That afternoon she was received into church fellowship, but her peace and happiness were disturbed by judgment of a fellow candidate: “I noticed the gold rings glittering upon this sister’s fingers, and the large, showy earrings in her ears. I then observed that her bonnet was adorned with artificial flowers, and trimmed with costly ribbons arranged in bows and puffs.” This display of vanity dampened Ellen’s joy. She was disappointed that the minister failed to reprove her over-decorated associate. Instead, he welcomed them both into the Methodist church.
In 1842, “Words of condemnation rang in my ears day and night, and my constant cry to God was, ‘What shall I do to be saved?’
In my mind the justice of God eclipsed his mercy and love. I had been taught to believe in an eternally burning hell, and the horrifying thought was ever before me that my sins were too great to be forgiven, and that I should be forever lost.... The eye of God was upon us always; every sin was
registered and would meet its just punishment. God Himself was keeping the books with the exactness of infinite wisdom, and every sin we committed was faithfully recorded against us.
While listening to these terrible descriptions, my imagination would be so wrought upon that the perspiration would start, and it was difficult to suppress a cry of anguish, for I seemed to already feel the pains of
Our heavenly Father was presented before my mind as a tyrant, who delighted in the agonies of the condemned, not the tender, pitying Friend of sinners, who loves His creatures with a love past all understanding and desired them to be saved in His kingdom.
As we review young Ellen’s terrifying religious experience, we may wonder why someone didn’t at least share with her a copy of Steps to Christ. But that magnificent lyric of God’s love was yet fifty years in the future, when at last Ellen White would be prepared to write it herself.

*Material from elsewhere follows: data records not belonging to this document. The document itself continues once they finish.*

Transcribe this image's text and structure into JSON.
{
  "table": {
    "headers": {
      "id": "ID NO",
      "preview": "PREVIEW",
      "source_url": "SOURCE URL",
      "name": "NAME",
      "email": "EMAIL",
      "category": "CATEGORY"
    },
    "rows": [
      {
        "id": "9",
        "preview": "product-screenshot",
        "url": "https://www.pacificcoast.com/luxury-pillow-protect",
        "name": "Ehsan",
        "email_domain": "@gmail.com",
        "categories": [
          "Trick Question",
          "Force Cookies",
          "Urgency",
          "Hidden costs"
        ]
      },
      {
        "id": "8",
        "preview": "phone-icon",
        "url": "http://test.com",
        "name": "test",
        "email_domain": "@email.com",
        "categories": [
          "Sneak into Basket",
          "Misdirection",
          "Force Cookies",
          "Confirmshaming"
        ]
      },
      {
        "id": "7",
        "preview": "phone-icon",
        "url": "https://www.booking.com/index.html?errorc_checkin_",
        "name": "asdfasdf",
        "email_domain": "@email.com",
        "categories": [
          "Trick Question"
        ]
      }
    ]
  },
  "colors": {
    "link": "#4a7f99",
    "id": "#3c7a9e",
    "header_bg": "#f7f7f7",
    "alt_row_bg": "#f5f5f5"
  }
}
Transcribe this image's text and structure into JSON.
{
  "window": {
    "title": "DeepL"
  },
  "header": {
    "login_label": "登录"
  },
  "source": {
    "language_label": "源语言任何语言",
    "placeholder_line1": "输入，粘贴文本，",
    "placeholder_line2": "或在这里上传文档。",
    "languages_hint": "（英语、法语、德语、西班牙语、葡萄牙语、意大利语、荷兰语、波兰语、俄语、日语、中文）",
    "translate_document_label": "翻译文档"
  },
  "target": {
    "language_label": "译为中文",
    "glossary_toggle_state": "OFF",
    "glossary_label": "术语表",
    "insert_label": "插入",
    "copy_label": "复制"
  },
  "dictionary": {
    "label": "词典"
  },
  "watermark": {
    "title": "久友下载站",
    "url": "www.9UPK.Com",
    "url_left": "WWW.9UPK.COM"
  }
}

An ophthalmologist, Robert Wresch, M.D., lives in Guam and writes on his personal website.